Otitis media ICD-9: 382.9 Description Otitis media is an accumulation of fluid within the structure of the middle ear. The condition is subclassified into either serous or suppurative according to the composition of the accumulating fluid. In serous otitis media, the fluid is comparatively clear and sterile, secreted from the membranes lining the inner ear. In suppurative otitis media, the fluid is the product of pus-producing bacteria. The pressure from the accumulating fluid, in either form of the condition, may be sufficient to occasion temporary hearing loss. Both serous and suppurative forms of the disease may occur as acute or chronic conditions. Otitis media is most common among children. Etiology Acute serous otitis media may occur spontaneously or following an upper respiratory tract infection. It also may be occasioned by rapid changes in atmospheric pressure, such as occur during flying or diving, or by allergic reactions. The chronic form of serous otitis media may develop f...
Conjunctivitis ICD-9: 372.30 Description Conjunctivitis is inflammation of the conjunctiva, the mucous membrane structure that lines the inner surface of the eyelids and the anterior portion of the eyeball. Inflammation causes small blood vessels in the conjunctiva to become more prominent, giving a pink cast to the whites of the eyes; the resultant lay term is pinkeye. The condition may be unilateral or bilateral. It is the most common ocular disease worldwide. Etiology Acute, sometimes epidemic, outbreaks of conjunctivitis are caused by infection from certain viruses or bacteria. Commonly, the infection is transmitted by the person’s own hand or by contaminated washcloths or towels. The infection usually lasts about 2 weeks. Conjunctivitis also may be caused by irritation from heat, cold, chemicals, allergies, or exposure to UV light. Signs and Symptoms Conjunctivitis is marked by red, swollen conjunctivae, which may itch, burn, or cause pain, especially when blinking. There may b...

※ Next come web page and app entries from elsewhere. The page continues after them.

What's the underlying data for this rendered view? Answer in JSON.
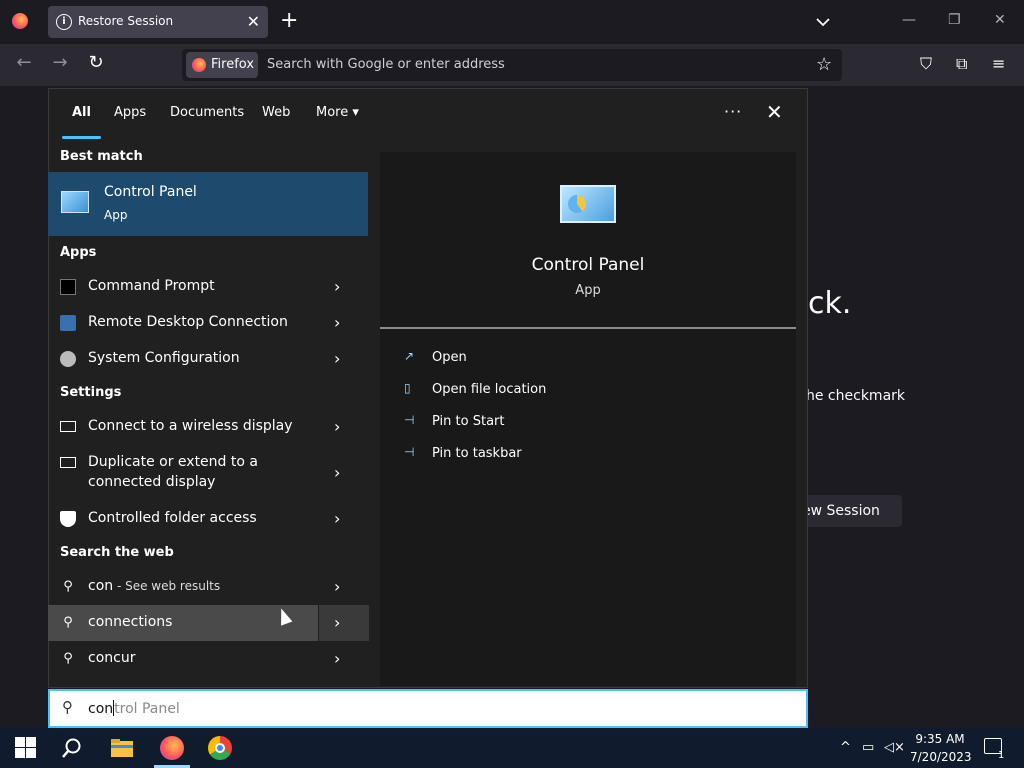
{
  "browser": {
    "tab_title": "Restore Session",
    "tab_info_icon": "i",
    "tab_close": "✕",
    "new_tab": "+",
    "tab_list": "⌄",
    "win_min": "—",
    "win_restore": "❐",
    "win_close": "✕",
    "back": "←",
    "forward": "→",
    "reload": "↻",
    "firefox_chip": "Firefox",
    "url_placeholder": "Search with Google or enter address",
    "star": "☆",
    "pocket": "⛉",
    "extensions": "⧉",
    "menu": "≡"
  },
  "background_page": {
    "title_fragment": "ck.",
    "text_fragment": "he checkmark",
    "button_fragment": "ew Session"
  },
  "search": {
    "tabs": [
      "All",
      "Apps",
      "Documents",
      "Web",
      "More ▾"
    ],
    "more_dots": "···",
    "close": "✕",
    "best_match_header": "Best match",
    "best_match": {
      "title": "Control Panel",
      "subtitle": "App"
    },
    "apps_header": "Apps",
    "apps": [
      {
        "label": "Command Prompt"
      },
      {
        "label": "Remote Desktop Connection"
      },
      {
        "label": "System Configuration"
      }
    ],
    "settings_header": "Settings",
    "settings": [
      {
        "label": "Connect to a wireless display"
      },
      {
        "label_line1": "Duplicate or extend to a",
        "label_line2": "connected display"
      },
      {
        "label": "Controlled folder access"
      }
    ],
    "web_header": "Search the web",
    "web": [
      {
        "label": "con",
        "suffix": " - See web results"
      },
      {
        "label": "connections"
      },
      {
        "label": "concur"
      }
    ],
    "chevron": "›",
    "preview": {
      "title": "Control Panel",
      "subtitle": "App",
      "actions": [
        {
          "label": "Open",
          "icon": "↗"
        },
        {
          "label": "Open file location",
          "icon": "▯"
        },
        {
          "label": "Pin to Start",
          "icon": "⊣"
        },
        {
          "label": "Pin to taskbar",
          "icon": "⊣"
        }
      ]
    },
    "query_typed": "con",
    "query_hint": "trol Panel",
    "search_icon": "⚲"
  },
  "taskbar": {
    "time": "9:35 AM",
    "date": "7/20/2023",
    "tray_chevron": "^",
    "notification_count": "1"
  }
}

External otitis (Swimmer’s ear) ICD-9: 380.10 Description External otitis (swimmer’s ear) is inflammation of the external ear canal. The ear canal becomes inflamed if it has been scratched or as the result of a skin condition such as eczema. If it is the result of a fungal infection from swimming, it is commonly called swimmer’s ear. Etiology The inflammation may be caused by a bacterial or fungal infection or by a dermatologic condition, such as seborrhea or psoriasis. Predisposing factors include swimming or bathing in contaminated water or trauma to the ear canal from attempts to clean or scratch the ear. The frequent use of earphones, earplugs, or earmuffs may create a favorable environment within the ear canal in which bacteria and fungi may propagate. The most common bacterial infections are caused by Staphylococcus aureus and Pseudomonas species. Aspergillus is the most common fungus to cause external otitis. Signs and Symptoms Pain, pruritus, and a red, swollen ear canal are common presentin...